Tear off an 80cm sheet of foil and double it over so it measures 40cm in length. Lay the foil over the base of the tin, then put the buttered round of paper on top. Sit the springform tin over the base and lock the sides into place, leaving excess foil outside the tin. Draw up the excess foil around the tin and fold the top out of the way. You now have a watertight container.

Crush the biscuits in a food processor. Add the remaining butter and process. Press the crumb mixture into the base of the tin, tapping firmly with the base of a glass tumbler or similar as you go.

Beat the cream cheese and sugar in an electric mixer until smooth. Beat in the cornflour, then add the eggs, 1 at a time, beating each time just until smooth. Add the lemon juice, vanilla and salt. Add the sour cream and beat briefly to combine. Pour the batter into the tin, sprinkle with raspeberries (pushing some into the mix) and stand the tin in a large baking dish. Pour boiling water into the dish to come halfway up the sides of the tin. Bake for 50 minutes, then turn off the oven but do not open the door for a further hour.

Lift the tin from the water bath and flatten the foil away from the sides just in case there is any water trapped inside. Cool completely in the tin on a wire rack and refrigerate for several hours or overnight before serving.

Sathya-rating *****

Sunday, 12 July 2009

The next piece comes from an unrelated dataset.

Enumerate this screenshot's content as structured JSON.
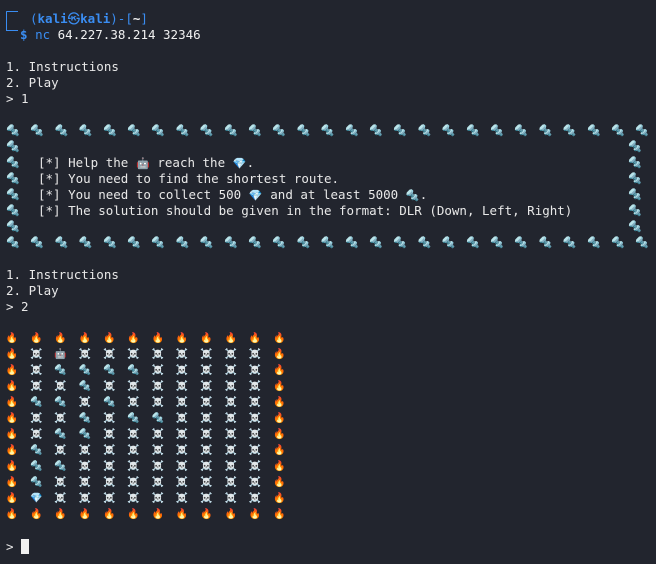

Chicken Korma

I won a copy of Jamie Oliver's Ministry Of Food cookbook. It really does have some fantastic recipes in it and they're never difficult because they were designed for those of us who have never really cooked.

I've heard many people say that Jamie Oliver's Chicken Korma recipe is bland and not that great - but after some investigating and reading a few forums I think it's actually his original, fancy recipe that people dislike; because this Ministry of Food Chicken Korma is DELICIOUS. Jared and I have cooked it and recooked it several times and it never lets us down.

800g skinless and boneless chicken thighs
2 medium onions
1 fresh red chili
1 thumb sized piece of fresh root ginger
1 small bunch of fresh coriander
olive oil
a knob of butter
290g jar of Patak's korma curry paste
1 x 400ml tin of coconut milk
1 x 400g tin chickpeas
2 heaped tablespoons desiccated coconut
sea salt and freshly ground black pepper
500g natural yogurt
1 lemon

Cut the chicken into approximately 3cm pieces. Peel, half and chop your onions. Halved and finely slice the chili. Peel and finely chop the ginger. Pick the coriander leaves and finely chop the stalks. Drain the chickpeas.

Put a large casserole type pan on a high heat and add a couple of glugs of oil. Put the chicken thighs into the pan and brown lightly on all sides for five minutes. Push the chicken to one side of the pan. Stir in the onions, chili, ginger and coriander stalks with the butter. Keep stirring it enough so it doesn't catch and burn but turns lovely golden. Cook for around ten minutes. Add the korma curry paste, coconut milk, the drained chickpeas and dessicated coconut. Half fill the empty tin with water, pour into the pan and stir again. Bring to the boil, then turn the heat down and simmer for 45 mitues with the lid on. Check the curry regularly to make sure it isn't drying out. Add a little extra water if necessary. Remove the lid and cook down at a simmering heat for another 25 mins. Season with Salt and Pepper.

Serve with rice. Add a few spoonfuls of natural yoghurt and scattered coriander leaves. Service with lemon wedges for spooning over.